Banks and other financial institutions often act as loan guarantors -- agreeing to repay a borrower's debt if that person defaults on the obligation. A bank doesn't do this just to be nice, of course. It charges a fee to provide the guarantee. Such fees must be accounted for in the bank's books when they're collected. If the bank winds up having to make good on the guarantee, that must be accounted for, too. And if the borrower repays the loan as promised, the fees become revenue for the bank.
Fees Initially Unearned Revenue
Bank guarantee fees are service charges that banks receive from a party to a financial transaction, such as a lender or a borrower. In exchange for the fee, the bank guarantees the payments from one party to the other within a specified period. Bank guarantee fees are recorded as unearned revenue when collected, because they are not fully earned until the bank has fulfilled its obligation. Banks recognize the fees as revenue gradually, as time passes within the guarantee period.
A bank that offers a guarantee is incurring a contingent liability, one that depends on whether the payments are made as agreed. That contingent liability is recognized and recorded on the balance sheet if the occurrence of the future event to confirm the liability is probable and the amount of loss from realizing the contingent liability can be reasonably estimated. In recording a contingent liability in relation to the bank guarantee fees, banks also record an accrued expense in the income statement in the same amount of potential loss from the contingent liability.
The contingent liability becomes an actual liability it the bank ends up having to make the payments as guaranteed. After fulfilling its payment obligation, the bank cancels its previously recorded contingent liability and records a cash payment in the balance sheet.

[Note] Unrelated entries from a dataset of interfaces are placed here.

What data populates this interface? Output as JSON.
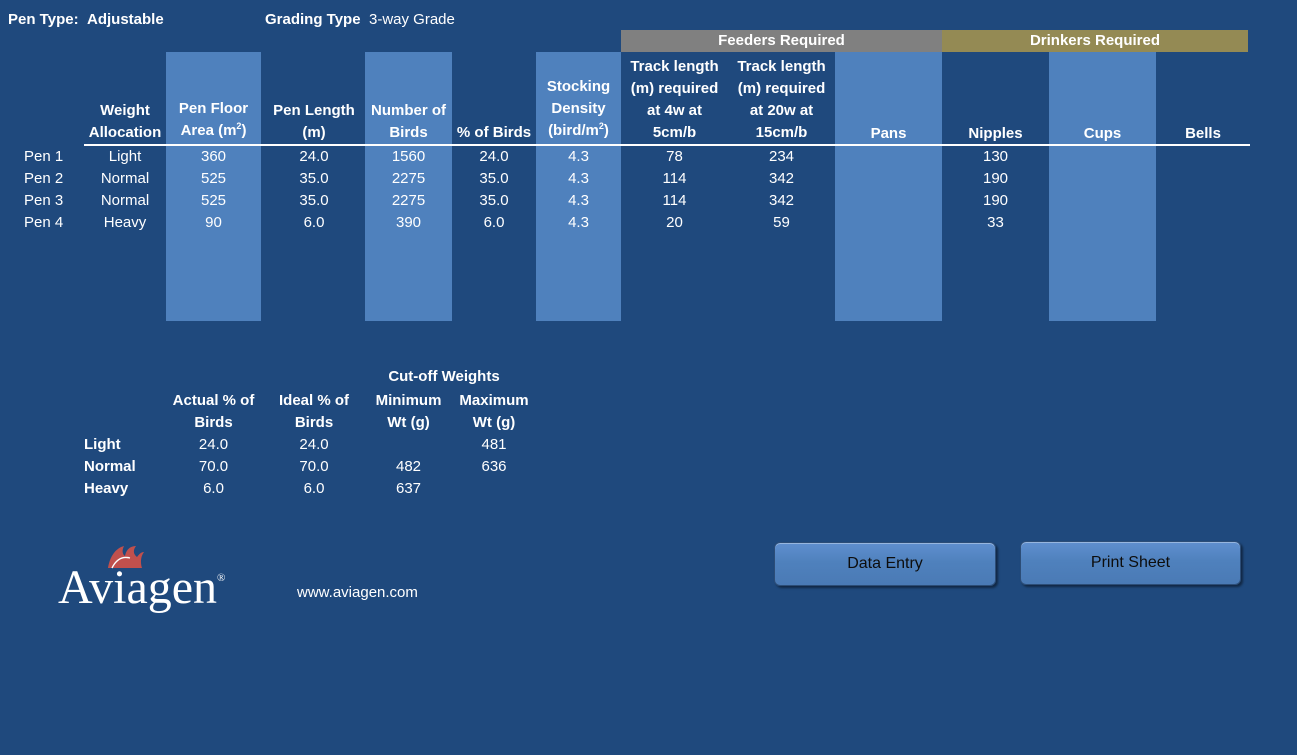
{
  "header": {
    "pen_type_label": "Pen Type:",
    "pen_type_value": "Adjustable",
    "grading_type_label": "Grading Type",
    "grading_type_value": "3-way Grade"
  },
  "groups": {
    "feeders": "Feeders Required",
    "drinkers": "Drinkers Required"
  },
  "columns": {
    "weight_1": "Weight",
    "weight_2": "Allocation",
    "floor_1": "Pen Floor",
    "floor_2": "Area (m",
    "floor_sup": "2",
    "floor_close": ")",
    "length_1": "Pen Length",
    "length_2": "(m)",
    "birds_1": "Number of",
    "birds_2": "Birds",
    "pct": "% of Birds",
    "density_1": "Stocking",
    "density_2": "Density",
    "density_3": "(bird/m",
    "density_sup": "2",
    "density_close": ")",
    "track4_1": "Track length",
    "track4_2": "(m) required",
    "track4_3": "at 4w at",
    "track4_4": "5cm/b",
    "track20_1": "Track length",
    "track20_2": "(m) required",
    "track20_3": "at 20w at",
    "track20_4": "15cm/b",
    "pans": "Pans",
    "nipples": "Nipples",
    "cups": "Cups",
    "bells": "Bells"
  },
  "pens": [
    {
      "name": "Pen 1",
      "weight": "Light",
      "floor": "360",
      "length": "24.0",
      "birds": "1560",
      "pct": "24.0",
      "density": "4.3",
      "track4": "78",
      "track20": "234",
      "nipples": "130"
    },
    {
      "name": "Pen 2",
      "weight": "Normal",
      "floor": "525",
      "length": "35.0",
      "birds": "2275",
      "pct": "35.0",
      "density": "4.3",
      "track4": "114",
      "track20": "342",
      "nipples": "190"
    },
    {
      "name": "Pen 3",
      "weight": "Normal",
      "floor": "525",
      "length": "35.0",
      "birds": "2275",
      "pct": "35.0",
      "density": "4.3",
      "track4": "114",
      "track20": "342",
      "nipples": "190"
    },
    {
      "name": "Pen 4",
      "weight": "Heavy",
      "floor": "90",
      "length": "6.0",
      "birds": "390",
      "pct": "6.0",
      "density": "4.3",
      "track4": "20",
      "track20": "59",
      "nipples": "33"
    }
  ],
  "summary": {
    "cutoff_title": "Cut-off Weights",
    "actual_1": "Actual % of",
    "actual_2": "Birds",
    "ideal_1": "Ideal % of",
    "ideal_2": "Birds",
    "min_1": "Minimum",
    "min_2": "Wt (g)",
    "max_1": "Maximum",
    "max_2": "Wt (g)",
    "rows": [
      {
        "label": "Light",
        "actual": "24.0",
        "ideal": "24.0",
        "min": "",
        "max": "481"
      },
      {
        "label": "Normal",
        "actual": "70.0",
        "ideal": "70.0",
        "min": "482",
        "max": "636"
      },
      {
        "label": "Heavy",
        "actual": "6.0",
        "ideal": "6.0",
        "min": "637",
        "max": ""
      }
    ]
  },
  "footer": {
    "logo_text": "Aviagen",
    "registered": "®",
    "website": "www.aviagen.com",
    "data_entry_button": "Data Entry",
    "print_sheet_button": "Print Sheet"
  },
  "colors": {
    "background": "#1f497d",
    "column_band": "#4f81bd",
    "feeders_header": "#808080",
    "drinkers_header": "#948a54",
    "logo_red": "#c0504d"
  }
}
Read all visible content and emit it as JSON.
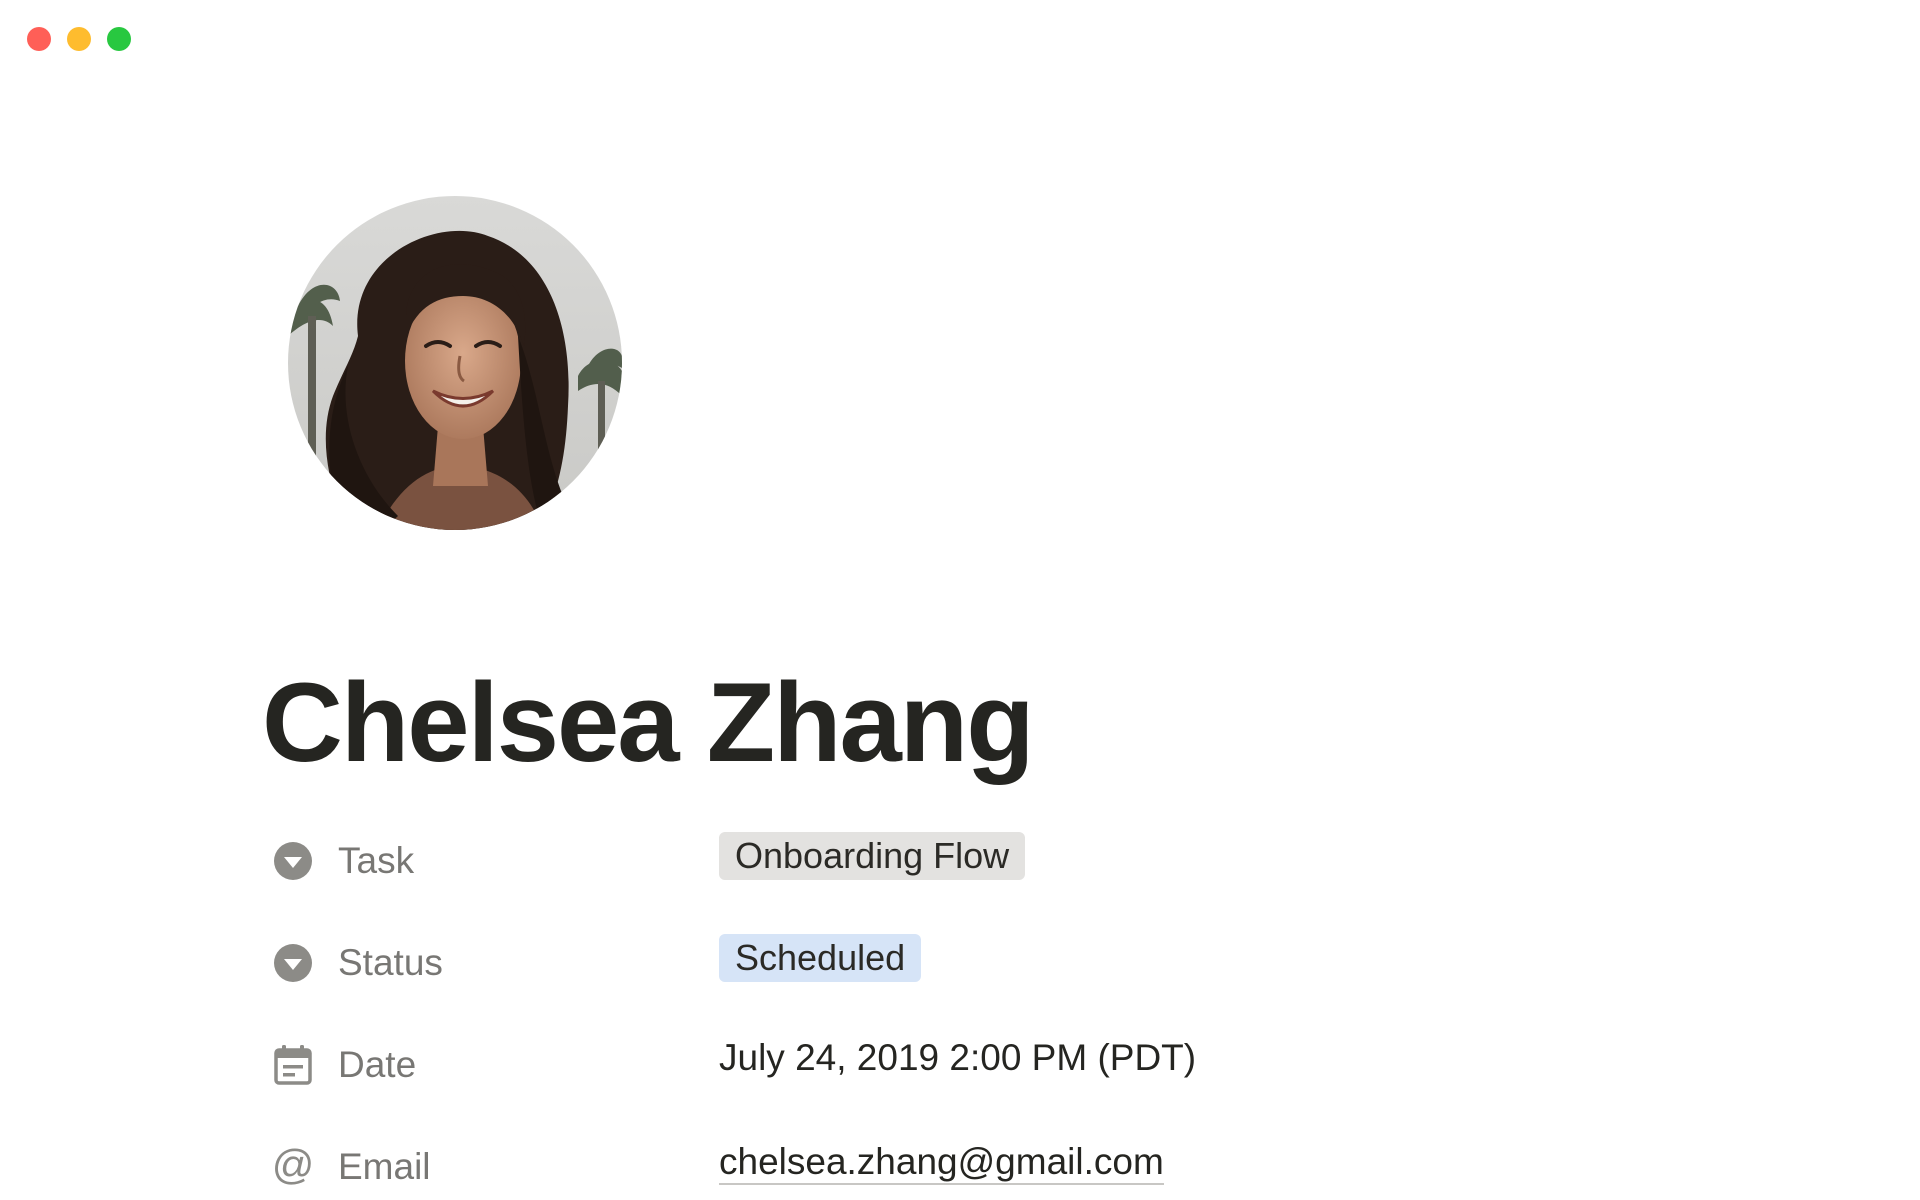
{
  "window": {
    "controls": [
      "close",
      "minimize",
      "zoom"
    ]
  },
  "avatar": {
    "icon": "profile-photo"
  },
  "page": {
    "title": "Chelsea Zhang"
  },
  "properties": [
    {
      "icon": "select-icon",
      "name": "Task",
      "value": "Onboarding Flow",
      "tag_color": "#e3e2e0"
    },
    {
      "icon": "select-icon",
      "name": "Status",
      "value": "Scheduled",
      "tag_color": "#d6e4f7"
    },
    {
      "icon": "calendar-icon",
      "name": "Date",
      "value": "July 24, 2019 2:00 PM (PDT)"
    },
    {
      "icon": "at-icon",
      "name": "Email",
      "value": "chelsea.zhang@gmail.com"
    }
  ],
  "colors": {
    "text": "#252521",
    "label": "#787774",
    "tag_gray": "#e3e2e0",
    "tag_blue": "#d6e4f7"
  }
}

By realizing the contingent liability as an actual liability, a bank effectively recognizes the cost or loss in connection with the bank guarantee fees.
Removing the Liability
The contingent liability is eventually removed from the balance sheet if the bank incurs no payments during the time it provides the payment guarantee. At that point, the bank guarantee fees are fully recognized as revenue for the bank, and a gain is recorded in the income statement. As a result of the removal of the contingent liability, the gain cancels out the previously accrued expense when establishing the contingent liability, and does not add to the net profit for the bank.